Definitely Maybe the Top 200 Tracks of the 1990s

Half the fun of lists like this is tearing them down immediately after they’ve been built up.

Two weeks ago, Pitchfork published its list of the top 200 hundred tracks of the 1990s. The list is a fascinating read. The selections are fairly well-balanced, and the emphasis on music videos, though unevenly explored in the capsule reviews, provides an interesting context for the various ways that music was consumed just over a decade ago.

As always, some of the tracks that made the cut were a bit bizarre. For instance, giving props to something as flimsy as Len’s “Steal My Sunshine” (number 119) seems the rough equivalent of championing Kings of Leon’s “Use Somebody”, which, we all know, is something that the P-fork folks would never do. Similarly, Dinosaur Jr.’s “Start Choppin’” (number 93) is belittled in every way by “The Wagon”—and, even more so, by “Whatever’s Cool with Me”. Also, as great as Elastica’s “Stutter” (number 98) might be, it’s really difficult to hear that song as anything more than this track’s echo (that might not be an anachronism depending on where you were when “Stutter” was actually released as a single, and when Elastica was released as an album).

But hey, half the fun of lists like this is tearing them down immediately after they’ve been built up. Below, in no particular order, are a few additional tracks that the Pitchfork staff overlooked. Please include your exclusions in the comments section. Oh, and feel free to quibble with my selections as well.

It might merely be a cover song, but there might not have been a better soundtrack for getting under the covers in the entire decade. Super sexy, for sure.

For better or worse, The Public at Large will forever see “Song 2” as Blur’s crowning achievement, as opposed to anything off of Parklife.
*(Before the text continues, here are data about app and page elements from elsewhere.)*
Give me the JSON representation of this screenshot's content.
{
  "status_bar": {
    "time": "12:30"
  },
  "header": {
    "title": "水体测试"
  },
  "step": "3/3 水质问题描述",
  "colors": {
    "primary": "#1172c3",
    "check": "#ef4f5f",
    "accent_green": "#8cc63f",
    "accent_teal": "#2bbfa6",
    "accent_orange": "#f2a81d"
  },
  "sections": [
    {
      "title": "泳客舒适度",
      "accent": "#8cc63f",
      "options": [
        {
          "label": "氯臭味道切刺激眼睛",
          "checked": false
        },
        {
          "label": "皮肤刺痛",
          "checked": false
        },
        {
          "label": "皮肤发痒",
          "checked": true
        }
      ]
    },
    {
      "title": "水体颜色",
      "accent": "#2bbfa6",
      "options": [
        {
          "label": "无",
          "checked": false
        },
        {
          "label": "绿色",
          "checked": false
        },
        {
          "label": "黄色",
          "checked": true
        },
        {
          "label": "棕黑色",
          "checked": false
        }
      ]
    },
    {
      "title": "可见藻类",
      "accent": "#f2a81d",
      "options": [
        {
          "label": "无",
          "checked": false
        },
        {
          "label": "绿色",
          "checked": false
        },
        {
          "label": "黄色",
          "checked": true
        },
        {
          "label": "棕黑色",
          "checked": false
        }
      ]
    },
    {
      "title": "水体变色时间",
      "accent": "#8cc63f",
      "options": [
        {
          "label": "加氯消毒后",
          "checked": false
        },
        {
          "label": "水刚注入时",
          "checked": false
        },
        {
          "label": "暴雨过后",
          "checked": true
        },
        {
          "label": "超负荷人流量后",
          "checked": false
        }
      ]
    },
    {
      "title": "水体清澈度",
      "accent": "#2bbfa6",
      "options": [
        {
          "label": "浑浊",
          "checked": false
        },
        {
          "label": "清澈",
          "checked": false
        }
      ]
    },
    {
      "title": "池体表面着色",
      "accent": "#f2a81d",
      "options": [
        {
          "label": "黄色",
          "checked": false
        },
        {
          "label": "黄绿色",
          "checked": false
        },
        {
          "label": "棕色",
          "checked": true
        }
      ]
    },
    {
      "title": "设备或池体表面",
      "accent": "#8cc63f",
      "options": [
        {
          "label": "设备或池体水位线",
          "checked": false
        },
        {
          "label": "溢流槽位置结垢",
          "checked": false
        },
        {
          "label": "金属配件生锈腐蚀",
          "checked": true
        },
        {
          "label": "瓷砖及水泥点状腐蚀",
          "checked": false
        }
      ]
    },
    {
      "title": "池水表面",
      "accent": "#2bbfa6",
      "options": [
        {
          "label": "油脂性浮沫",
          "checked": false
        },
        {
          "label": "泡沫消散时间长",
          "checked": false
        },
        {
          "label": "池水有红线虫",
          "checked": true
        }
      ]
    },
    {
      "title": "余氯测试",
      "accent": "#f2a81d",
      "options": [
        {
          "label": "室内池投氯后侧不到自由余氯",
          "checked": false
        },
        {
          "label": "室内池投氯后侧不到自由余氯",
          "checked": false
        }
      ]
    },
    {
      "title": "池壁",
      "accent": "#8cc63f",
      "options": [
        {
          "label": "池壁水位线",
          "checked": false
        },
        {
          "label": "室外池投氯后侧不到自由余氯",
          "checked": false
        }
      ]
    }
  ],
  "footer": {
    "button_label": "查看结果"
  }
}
Maybe I’m in the minority here, but that’s a good thing.

We could go round and round for 120 minutes or so about whether or not Throwing Muses should have garnered a more prominent spot than a “see also” under the Breeders “Cannonball” (number 22). It seems to me, though, that the fuzzy math works something like this: early 1990s indie/alternative rock minus Tanya Donelly equals something quite unlike early 1990s indie/alternative rock.

Just so you know, the 1990s found bands—some even from places outside of North America and the UK!—recording this music called metal. The above clip represents merely one of the genre’s killer tracks. Be sure to take a listen before it, and tracks very much like it, are, um . . . pitched into the dustbin of history. The official video can be found here.

If Mark Richardson, on behalf of the entire Pitchfork staff, can sign off with a nod to Pavement at number one, then I hereby reserve the right to fly my own fanboy flag with Catherine Wheel’s “Crank” at the end of this tiny list. After releasing its shimmery shoegaze-esque debut Ferment, the Wheel polished its sound and honed its delivery to frighteningly muscular ends on its second outing Chrome. If only all elevator music sounded like this.

Over the Rainbow: An Interview With Herb Alpert

Music legend Herb Alpert discusses his new album, Over the Rainbow, maintaining his artistic drive, and his place in music history. "If we tried to start A&M in today's environment, we'd have no chance. I don't know if I'd get a start as a trumpet player. But I keep doing this because I'm having fun."

Jedd Beaudoin

The Cigarette: A Political History (By the Book)

Sarah Milov's The Cigarette restores politics to its rightful place in the tale of tobacco's rise and fall, illustrating America's continuing battles over corporate influence, individual responsibility, collective choice, and the scope of governmental power. Enjoy this excerpt from Chapter 5. "Inventing the Nonsmoker".

Sarah Milov
Pop Ten
Mixed Media
PM Picks

© 1999-2018 All rights reserved.
Popmatters is wholly independently owned and operated.